Twitter bitcoin hack: What exactly happened and what Twitter did next
July 15 was not a great day for Twitter. Verified accounts belonging to people like Barack Obama, Elon Musk, Bill Gates, Kayne West and Donald Trump were ‘compromised’ in a bitcoin scam.
After dealing with the crisis over the last few days Twitter has finally put out a statement as a blog post, titled ‘An update on our security incident’, addressing the security breach and providing an overview of how things currently stand (as of July 15, 8:35PM Pacific Time).
Twitter mentions that investigations are on and there are certain details that will be provided later as and when possible so as the Twitter community can learn and benefit from it.
Here’s what happened

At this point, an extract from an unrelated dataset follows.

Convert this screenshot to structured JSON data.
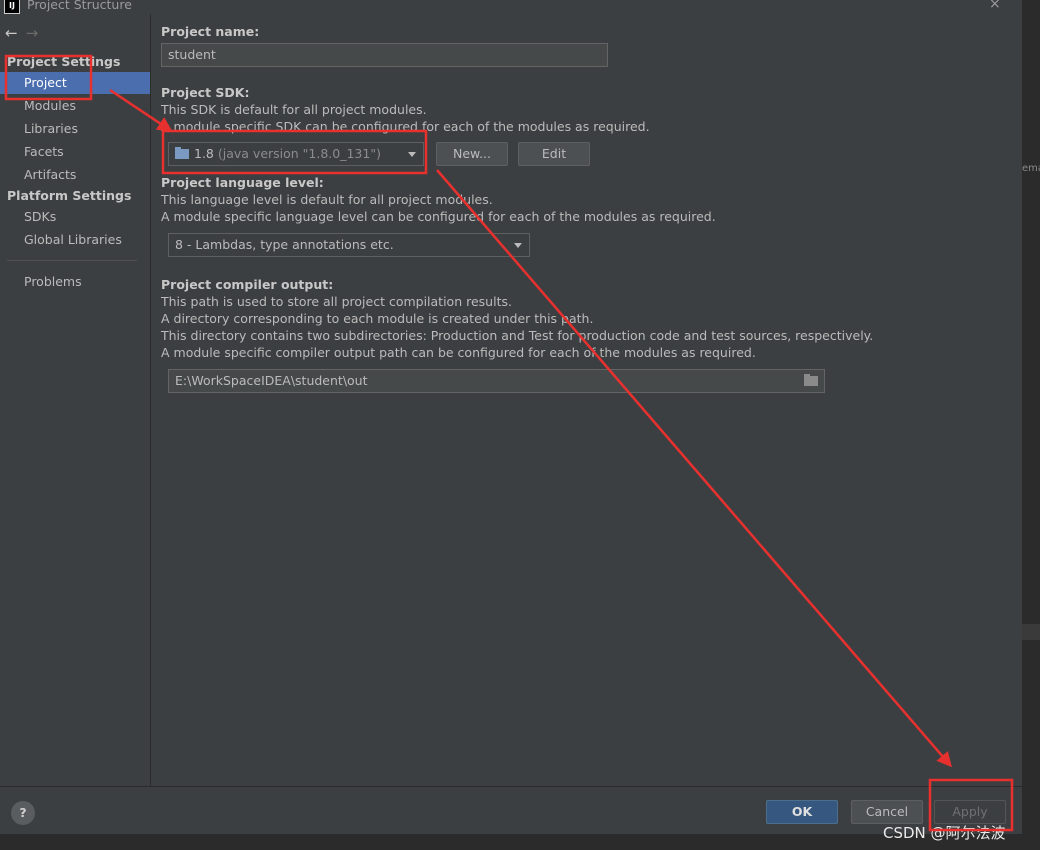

Twitter says that certain Twitter employees were targeted “through a social engineering scheme”. “In this context, social engineering is the intentional manipulation of people into performing certain actions and divulging confidential information,” Twitter explained.
The hackers managed to manipulate a few Twitter employees and used their credentials to use Twitter’s internal systems including the two-factor authentication levels. The hackers accessed tools that are available only to Twitter’s internal support teams and targeted 130 Twitter accounts.
Out of these 130 accounts, hackers were able to initiate a password reset and log in to tweet for 45 of them. Hackers also allegedly tried to sell some of the usernames. For almost eight of these manipulated accounts, the hackers managed to download account information through the ‘Your Twitter Data’ tool. This tool gives account owners a summary of their Twitter account details and activity.
Twitter said that forensic review is on to understand exactly what actions the hackers might have taken in these 130 accounts. The platform added that for the eight accounts from whom data was downloaded, they have reached out to them directly and also added that none of these accounts were verified.
What Twitter did about it
Once Twitter was aware that the platform had been hacked, they moved to lock down and get back control of the compromised accounts. They immediately revoked access to internal systems to prevents attackers from getting further access into the system and other user accounts.
They also took preemptive measures of restricting the functionality of many Twitter accounts, some of which were not even hacked. Restrictions included preventing these accounts from tweeting as well as changing the password.
“We also locked accounts where a password had been recently changed out of an abundance of caution,” Twitter added.
All functions have currently been restored.
What the attackers accessed
Did the attackers manage to get their hands on personal information? Twitters says for a “vast majority of people, we believe the answer is, no” but for the 130 accounts targeted - here’s how it stands:
Hackers were not able to view passwords since they are not stored in plain text or accessible via the tools they got access too and used for the attacks. They were, however, able to view personal information like “email addresses and phone numbers, which are displayed to some users of our internal support tools”. For those accounts that hackers were able to take over, “they may have been able to view additional information. Our forensic investigation of these activities is still ongoing,” Twitter said.
Moving forward, Twitter is working on giving access back to all users who might have been locked out due to the remediation process. Investigations are going on and Twitter is securing its systems to prevent future attacks.
Additionally, they are also rolling out a company-wide training session to teach employees how to guard against social engineering tactics.
“We’re embarrassed, we’re disappointed, and more than anything, we’re sorry. We know that we must work to regain your trust, and we will support all efforts to bring the perpetrators to justice,” Twitter said.